Items from an interface collection:
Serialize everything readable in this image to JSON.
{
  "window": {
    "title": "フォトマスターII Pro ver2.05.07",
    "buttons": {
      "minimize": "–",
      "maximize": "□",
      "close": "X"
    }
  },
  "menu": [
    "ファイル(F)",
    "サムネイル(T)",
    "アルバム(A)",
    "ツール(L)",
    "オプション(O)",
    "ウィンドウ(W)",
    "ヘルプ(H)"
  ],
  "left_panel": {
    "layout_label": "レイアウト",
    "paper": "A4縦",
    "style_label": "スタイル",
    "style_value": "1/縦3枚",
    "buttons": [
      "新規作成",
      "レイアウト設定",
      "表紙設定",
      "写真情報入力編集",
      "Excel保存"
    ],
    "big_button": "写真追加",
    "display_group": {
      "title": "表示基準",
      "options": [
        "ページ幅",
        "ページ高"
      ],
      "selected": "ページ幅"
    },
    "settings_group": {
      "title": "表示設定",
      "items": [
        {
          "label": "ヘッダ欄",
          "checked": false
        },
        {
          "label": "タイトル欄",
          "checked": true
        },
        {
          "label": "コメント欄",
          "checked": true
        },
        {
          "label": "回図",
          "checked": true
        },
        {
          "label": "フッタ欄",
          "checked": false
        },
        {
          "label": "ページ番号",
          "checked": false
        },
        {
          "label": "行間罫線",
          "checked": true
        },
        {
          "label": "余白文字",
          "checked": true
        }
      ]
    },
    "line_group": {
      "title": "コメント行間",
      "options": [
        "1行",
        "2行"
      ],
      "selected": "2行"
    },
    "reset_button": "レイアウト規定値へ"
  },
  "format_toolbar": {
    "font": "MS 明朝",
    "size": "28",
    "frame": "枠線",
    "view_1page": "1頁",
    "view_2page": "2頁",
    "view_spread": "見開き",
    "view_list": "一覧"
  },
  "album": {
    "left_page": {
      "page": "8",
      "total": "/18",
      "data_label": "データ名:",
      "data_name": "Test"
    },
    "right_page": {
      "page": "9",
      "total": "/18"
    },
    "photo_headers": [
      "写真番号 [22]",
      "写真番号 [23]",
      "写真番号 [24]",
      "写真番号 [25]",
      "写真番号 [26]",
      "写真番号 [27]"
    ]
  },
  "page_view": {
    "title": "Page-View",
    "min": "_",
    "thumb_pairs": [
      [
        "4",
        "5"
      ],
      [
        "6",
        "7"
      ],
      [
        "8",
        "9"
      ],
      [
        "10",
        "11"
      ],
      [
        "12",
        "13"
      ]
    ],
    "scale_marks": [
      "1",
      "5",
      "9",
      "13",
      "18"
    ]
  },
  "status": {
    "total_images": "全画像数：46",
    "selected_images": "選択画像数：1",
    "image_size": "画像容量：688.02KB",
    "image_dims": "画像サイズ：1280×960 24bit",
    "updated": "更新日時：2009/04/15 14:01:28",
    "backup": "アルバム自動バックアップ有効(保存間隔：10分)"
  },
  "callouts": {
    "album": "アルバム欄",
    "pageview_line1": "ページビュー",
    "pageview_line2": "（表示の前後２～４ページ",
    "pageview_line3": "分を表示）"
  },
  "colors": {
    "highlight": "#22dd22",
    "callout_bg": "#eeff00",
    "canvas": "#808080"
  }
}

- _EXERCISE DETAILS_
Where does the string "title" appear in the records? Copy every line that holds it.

- _RESULT FOR THIS EXERCISE_
    "title": "フォトマスターII Pro ver2.05.07",
      "title": "表示基準",
      "title": "表示設定",
      "title": "コメント行間",
    "title": "Page-View",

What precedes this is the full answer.